In 2010, he collaborated with experimental filmmaker Bill Morrison to reinterpret the film Frankenstein for its 100th anniversary. Morrison recontextualized the film using new, archival, and distressed footage, while Douglas wrote an original score. The project was entitled Spark of Being. In addition to a soundtrack of the same name, Douglas and his Keystone group recorded two more albums and created a box set, though the titles were available individually as well. Spark of Being: Expand was released in August of 2010, and featured the band playing extended but "straight" versions of the cues used in the soundtrack. The final volume, Spark of Being: Burst, included themes recorded during the original soundtrack sessions, but were never used in the film.
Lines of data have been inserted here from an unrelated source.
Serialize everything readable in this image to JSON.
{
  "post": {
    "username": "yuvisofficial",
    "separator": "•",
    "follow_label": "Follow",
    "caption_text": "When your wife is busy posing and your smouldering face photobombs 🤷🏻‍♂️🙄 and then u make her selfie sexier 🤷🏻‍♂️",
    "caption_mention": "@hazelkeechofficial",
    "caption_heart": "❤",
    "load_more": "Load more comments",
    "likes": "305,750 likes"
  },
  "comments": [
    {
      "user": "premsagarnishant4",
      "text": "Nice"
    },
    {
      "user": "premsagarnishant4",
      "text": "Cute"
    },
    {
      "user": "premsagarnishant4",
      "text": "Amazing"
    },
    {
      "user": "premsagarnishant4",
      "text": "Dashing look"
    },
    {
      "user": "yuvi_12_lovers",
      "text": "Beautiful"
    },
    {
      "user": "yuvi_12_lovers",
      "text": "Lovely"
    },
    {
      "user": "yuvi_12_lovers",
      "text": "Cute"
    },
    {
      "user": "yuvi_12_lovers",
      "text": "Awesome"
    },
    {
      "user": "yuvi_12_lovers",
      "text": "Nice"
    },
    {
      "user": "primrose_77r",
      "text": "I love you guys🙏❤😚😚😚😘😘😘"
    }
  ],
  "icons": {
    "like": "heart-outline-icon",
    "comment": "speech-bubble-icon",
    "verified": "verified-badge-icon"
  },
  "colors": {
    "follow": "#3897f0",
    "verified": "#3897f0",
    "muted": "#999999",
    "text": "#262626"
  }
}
It followed in September of that year.
In 2011, Douglas issued three "EPs" on Greenleaf Music: the first, entitled Rare Metals, showcased five tunes by Brass Ecstasy; the second, Orange Afternoons, showcased a quintet with Ravi Coltrane, Vijay Iyer, Linda Oh, and Marcus Gilmore. The final disc, Bad Mango, featured Douglas performing with So Percussion. The three titles were originally issued only as digital downloads, but were assembled for a physical CD release in box form in November. In 2012, Douglas released a new quintet offering entitled Be Still. The album was a collection of new tunes and hymns that featured vocalist Aoife O'Donovan along with the group's lineup of saxophonist Jon Irabagon, pianist Matt Mitchell, bassist Linda Oh, and drummer Rudy Royston. A year later, Douglas returned with the same quintet, minus O'Donovan, for the album Time Travel. In 2014, Douglas paired with Caine for Present Joys, a duo album inspired by Sacred Harp vocal music.
The year 2015 proved to be busy for Douglas, who first joined saxophonist Joe Lovano for the Wayne Shorter-inspired quintet album Sound Prints: Live at Monterey Jazz Festival. Later, he collaborated with electronic musician Shigeto on the electro-acoustic album High Risk, and released the quintet album Brazen Heart. Douglas then finished out the year with another collaboration, Fabliaux, featuring the Monash Art Ensemble. In May of 2016, he was presented with a Doris Duke Artist Award. Also that year, Douglas released Dark Territory, his second album featuring his High Risk ensemble with electronic artist Shigeto, bassist Jonathan Maron, and drummer Mark Guiliana. ~ Chris Kelsey